Y. Zhou, L. Chen, C. Vaquette, S. Ivanovski
Periodontitis is an inflammatory disease that can ultimately lead to tooth loss. Present treatments cannot fully restore the complex periodontal structure consisting of soft tissue (gum) and hard tissue (bone). We have developed a tissue-engineered construct, which combines dental stem cells and a supporting scaffold. The cell-scaffold constructs have shown superior performance and achieved predictable regeneration of damaged periodontal tissues. Further study on the application of the tissue-engineered constructs in an inflammatory microenvironment is required.
 

Preclinical development of a novel porosity indicator for early detection of caries

 

J.E. Mangum
Tooth decay is reversible if it is detected early and preventive measures are implemented by dentists. However, those early stages of decay can be difficult to detect and diagnose. This project developed a new diagnostic tool (dental paint) to help dentists diagnose decay earlier and inform preventive treatment decision-making. This new technology shows promise for improving the prevention of tooth decay.
 
 

Locally-delivered bioactive agents as treatment modalities in the management of Medication-induced osteonecrosis of the jaws.

 
Dileep Sharma, Stephen Hamlet, Eugen Bogdan Petcu and Saso Ivanovski
 Medication-induced osteonecrosis of jaw is a condition that involves painful exposure of bone, often after dental treatments involving jaw bone due to the direct effect of commonly used prescription anti-resorptive and anti-angiogenic medications on the bone vasculature. This preliminary study evaluated the potential application of hydrogel containing a vascular stimulant (Vascular endothelial growth factor) or bone growth factor (BMP-7) immediately after surgical dental treatment to significantly reduce the chance of developing this painful condition.
 
 

 

New methacrylated bone-derived extracellular matrix hydrogel for craniofacial tissue engineering

 

Fabian Obregon, Axel Spahr, Med. Dent. Habil

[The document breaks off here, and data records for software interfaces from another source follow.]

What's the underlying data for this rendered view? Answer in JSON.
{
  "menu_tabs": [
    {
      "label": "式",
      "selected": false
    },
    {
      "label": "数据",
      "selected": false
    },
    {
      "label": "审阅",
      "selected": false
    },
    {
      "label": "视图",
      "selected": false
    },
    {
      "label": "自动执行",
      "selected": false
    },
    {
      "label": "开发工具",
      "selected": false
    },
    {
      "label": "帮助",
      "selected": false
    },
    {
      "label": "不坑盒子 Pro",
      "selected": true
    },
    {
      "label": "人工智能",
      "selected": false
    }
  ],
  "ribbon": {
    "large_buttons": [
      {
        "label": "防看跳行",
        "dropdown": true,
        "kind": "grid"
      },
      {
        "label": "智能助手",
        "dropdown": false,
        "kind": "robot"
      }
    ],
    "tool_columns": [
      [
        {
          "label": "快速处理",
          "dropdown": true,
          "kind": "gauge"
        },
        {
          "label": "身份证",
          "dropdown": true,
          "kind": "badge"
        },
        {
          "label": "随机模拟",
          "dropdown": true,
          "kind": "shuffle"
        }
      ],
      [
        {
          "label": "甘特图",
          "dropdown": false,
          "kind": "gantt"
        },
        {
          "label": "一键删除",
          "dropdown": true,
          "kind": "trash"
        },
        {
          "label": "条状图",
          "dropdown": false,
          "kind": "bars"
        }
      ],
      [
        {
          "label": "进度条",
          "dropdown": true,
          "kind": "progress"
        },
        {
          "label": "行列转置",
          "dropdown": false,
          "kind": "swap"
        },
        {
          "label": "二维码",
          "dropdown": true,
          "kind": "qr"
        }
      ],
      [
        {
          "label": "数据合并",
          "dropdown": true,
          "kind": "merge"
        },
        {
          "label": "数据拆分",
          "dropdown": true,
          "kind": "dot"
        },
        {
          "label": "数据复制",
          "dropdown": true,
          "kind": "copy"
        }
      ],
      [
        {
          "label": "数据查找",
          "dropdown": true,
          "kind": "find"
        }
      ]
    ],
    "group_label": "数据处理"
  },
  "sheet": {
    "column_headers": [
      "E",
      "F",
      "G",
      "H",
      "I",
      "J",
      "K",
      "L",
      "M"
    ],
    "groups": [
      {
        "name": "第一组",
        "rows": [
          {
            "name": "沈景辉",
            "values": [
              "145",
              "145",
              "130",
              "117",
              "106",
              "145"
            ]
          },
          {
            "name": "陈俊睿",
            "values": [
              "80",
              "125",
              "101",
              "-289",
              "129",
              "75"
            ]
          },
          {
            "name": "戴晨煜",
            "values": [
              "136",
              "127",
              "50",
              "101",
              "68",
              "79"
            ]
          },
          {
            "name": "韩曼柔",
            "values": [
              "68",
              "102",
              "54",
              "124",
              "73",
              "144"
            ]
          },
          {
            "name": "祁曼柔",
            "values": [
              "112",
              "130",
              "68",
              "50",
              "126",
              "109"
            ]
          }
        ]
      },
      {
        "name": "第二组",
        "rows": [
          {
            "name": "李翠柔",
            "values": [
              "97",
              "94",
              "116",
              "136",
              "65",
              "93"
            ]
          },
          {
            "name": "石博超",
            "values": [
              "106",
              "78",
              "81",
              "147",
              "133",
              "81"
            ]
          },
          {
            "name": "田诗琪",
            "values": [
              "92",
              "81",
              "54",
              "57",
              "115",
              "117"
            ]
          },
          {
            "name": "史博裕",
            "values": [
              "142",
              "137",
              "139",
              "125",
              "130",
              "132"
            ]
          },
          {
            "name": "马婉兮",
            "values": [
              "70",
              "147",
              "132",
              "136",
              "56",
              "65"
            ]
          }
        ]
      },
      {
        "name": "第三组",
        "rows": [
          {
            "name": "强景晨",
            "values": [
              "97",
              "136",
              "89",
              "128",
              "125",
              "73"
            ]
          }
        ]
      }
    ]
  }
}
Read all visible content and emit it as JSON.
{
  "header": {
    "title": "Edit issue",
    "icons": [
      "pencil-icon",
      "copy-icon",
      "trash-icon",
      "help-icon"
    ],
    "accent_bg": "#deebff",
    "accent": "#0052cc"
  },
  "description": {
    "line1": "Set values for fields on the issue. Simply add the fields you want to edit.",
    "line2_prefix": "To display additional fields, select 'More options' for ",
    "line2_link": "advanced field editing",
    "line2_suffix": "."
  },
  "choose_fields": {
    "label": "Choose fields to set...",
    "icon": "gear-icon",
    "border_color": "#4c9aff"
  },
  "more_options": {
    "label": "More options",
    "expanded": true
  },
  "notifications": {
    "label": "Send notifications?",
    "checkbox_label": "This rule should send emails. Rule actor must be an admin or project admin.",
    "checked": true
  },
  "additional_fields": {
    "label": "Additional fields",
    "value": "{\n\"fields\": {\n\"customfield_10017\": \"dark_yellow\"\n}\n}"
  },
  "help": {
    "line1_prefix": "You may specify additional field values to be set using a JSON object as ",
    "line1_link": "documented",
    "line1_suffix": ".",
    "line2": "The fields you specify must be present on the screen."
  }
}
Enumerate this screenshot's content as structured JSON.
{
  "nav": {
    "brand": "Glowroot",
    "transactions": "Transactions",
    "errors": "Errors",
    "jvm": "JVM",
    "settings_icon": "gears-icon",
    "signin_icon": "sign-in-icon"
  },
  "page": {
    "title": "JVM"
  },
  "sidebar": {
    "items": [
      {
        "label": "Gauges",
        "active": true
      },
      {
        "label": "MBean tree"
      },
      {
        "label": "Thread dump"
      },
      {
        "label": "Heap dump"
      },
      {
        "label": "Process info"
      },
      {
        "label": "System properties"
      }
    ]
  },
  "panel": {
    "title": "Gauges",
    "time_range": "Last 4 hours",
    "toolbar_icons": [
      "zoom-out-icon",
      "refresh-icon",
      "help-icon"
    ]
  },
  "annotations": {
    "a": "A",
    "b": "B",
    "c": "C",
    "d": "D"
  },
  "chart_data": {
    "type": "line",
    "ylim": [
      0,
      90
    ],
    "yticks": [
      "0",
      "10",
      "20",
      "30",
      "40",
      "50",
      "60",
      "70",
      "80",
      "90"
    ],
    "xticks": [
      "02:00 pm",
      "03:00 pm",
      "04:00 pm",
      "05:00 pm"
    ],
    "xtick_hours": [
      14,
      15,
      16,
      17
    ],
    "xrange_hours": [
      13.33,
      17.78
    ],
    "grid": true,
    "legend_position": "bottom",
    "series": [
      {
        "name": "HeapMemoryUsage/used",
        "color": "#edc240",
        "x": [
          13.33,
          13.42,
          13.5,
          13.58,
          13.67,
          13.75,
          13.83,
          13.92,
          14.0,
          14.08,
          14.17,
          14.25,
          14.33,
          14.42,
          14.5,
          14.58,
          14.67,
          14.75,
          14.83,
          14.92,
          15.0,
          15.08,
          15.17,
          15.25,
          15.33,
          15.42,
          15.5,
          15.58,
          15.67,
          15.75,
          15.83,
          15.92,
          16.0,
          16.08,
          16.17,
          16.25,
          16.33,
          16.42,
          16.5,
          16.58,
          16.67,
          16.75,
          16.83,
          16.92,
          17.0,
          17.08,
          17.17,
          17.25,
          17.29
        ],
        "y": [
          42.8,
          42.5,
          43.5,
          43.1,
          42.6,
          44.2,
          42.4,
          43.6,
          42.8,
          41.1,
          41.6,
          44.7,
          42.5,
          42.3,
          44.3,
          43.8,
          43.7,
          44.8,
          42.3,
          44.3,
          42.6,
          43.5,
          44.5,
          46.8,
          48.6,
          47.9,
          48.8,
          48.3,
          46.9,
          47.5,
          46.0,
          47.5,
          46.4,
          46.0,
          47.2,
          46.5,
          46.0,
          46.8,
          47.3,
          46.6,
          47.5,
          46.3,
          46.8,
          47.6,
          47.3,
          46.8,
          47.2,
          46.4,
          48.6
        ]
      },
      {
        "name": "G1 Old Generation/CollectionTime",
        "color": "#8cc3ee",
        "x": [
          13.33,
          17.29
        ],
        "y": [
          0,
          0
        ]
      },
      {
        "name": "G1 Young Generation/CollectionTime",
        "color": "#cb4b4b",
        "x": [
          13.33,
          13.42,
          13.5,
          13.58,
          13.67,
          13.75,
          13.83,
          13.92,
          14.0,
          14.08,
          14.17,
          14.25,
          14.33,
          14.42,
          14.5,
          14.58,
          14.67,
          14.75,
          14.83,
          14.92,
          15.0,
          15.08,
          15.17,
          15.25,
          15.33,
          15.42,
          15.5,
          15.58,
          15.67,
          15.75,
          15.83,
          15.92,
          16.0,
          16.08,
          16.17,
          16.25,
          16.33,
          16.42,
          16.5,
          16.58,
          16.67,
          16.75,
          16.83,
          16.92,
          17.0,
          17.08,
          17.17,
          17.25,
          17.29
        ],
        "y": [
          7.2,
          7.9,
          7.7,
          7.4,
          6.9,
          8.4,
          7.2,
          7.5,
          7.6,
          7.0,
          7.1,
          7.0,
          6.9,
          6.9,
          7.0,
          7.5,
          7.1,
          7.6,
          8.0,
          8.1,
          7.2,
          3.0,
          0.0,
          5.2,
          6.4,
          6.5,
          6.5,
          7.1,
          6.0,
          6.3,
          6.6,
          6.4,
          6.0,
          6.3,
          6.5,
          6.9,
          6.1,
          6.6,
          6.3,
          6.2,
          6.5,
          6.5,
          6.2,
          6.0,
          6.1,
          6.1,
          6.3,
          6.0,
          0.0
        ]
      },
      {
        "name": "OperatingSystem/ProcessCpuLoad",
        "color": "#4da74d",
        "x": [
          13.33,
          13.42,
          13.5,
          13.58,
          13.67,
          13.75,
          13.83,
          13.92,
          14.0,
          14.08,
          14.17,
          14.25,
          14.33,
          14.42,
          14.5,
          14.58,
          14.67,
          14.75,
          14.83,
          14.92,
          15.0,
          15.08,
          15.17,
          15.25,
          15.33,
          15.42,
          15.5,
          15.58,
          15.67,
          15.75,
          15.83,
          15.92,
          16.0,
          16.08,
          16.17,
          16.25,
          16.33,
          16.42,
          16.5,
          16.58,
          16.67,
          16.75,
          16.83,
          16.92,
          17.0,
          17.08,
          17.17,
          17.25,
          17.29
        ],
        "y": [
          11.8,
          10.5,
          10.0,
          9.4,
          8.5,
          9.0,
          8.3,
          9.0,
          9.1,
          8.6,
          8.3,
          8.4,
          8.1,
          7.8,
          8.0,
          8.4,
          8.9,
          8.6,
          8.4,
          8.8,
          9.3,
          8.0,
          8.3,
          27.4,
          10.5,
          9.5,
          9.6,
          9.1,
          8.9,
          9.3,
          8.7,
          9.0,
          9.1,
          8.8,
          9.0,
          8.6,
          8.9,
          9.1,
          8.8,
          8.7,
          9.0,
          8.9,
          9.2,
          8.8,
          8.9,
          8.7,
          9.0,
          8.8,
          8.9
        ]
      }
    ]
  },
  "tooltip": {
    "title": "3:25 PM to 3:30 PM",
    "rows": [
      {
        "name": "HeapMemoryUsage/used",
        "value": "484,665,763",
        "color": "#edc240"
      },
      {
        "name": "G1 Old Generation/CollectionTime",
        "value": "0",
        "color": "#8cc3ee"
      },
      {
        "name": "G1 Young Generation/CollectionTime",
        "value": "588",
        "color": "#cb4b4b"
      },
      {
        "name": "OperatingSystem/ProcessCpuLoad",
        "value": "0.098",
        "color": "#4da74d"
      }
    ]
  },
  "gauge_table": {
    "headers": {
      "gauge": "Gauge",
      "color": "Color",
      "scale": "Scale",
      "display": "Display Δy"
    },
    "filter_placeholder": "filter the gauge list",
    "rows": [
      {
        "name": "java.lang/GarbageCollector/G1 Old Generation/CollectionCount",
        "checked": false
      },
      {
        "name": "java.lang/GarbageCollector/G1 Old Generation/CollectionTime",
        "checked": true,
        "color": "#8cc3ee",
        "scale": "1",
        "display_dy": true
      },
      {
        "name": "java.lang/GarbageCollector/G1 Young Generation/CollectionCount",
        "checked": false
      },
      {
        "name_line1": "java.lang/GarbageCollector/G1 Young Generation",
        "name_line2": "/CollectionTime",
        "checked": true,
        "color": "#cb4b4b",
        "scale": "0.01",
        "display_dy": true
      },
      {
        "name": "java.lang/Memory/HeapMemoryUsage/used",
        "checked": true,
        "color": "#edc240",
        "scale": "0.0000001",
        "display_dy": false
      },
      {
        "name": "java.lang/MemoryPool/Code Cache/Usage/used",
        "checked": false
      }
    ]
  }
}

 Bone defects represent a challenge in the restorative treatment of patients. In this context, different bone grafts are utilised, however, the outcomes achieved are limited.
Using simple biochemistry, our group developed an injectable hydrogel combining bone extracellular matrix proteins with polyethylene glycol diacrylate, which was further optimised and characterised. The hydrogel offered superior biological and physicochemical features as a scaffold for bone regeneration procedures.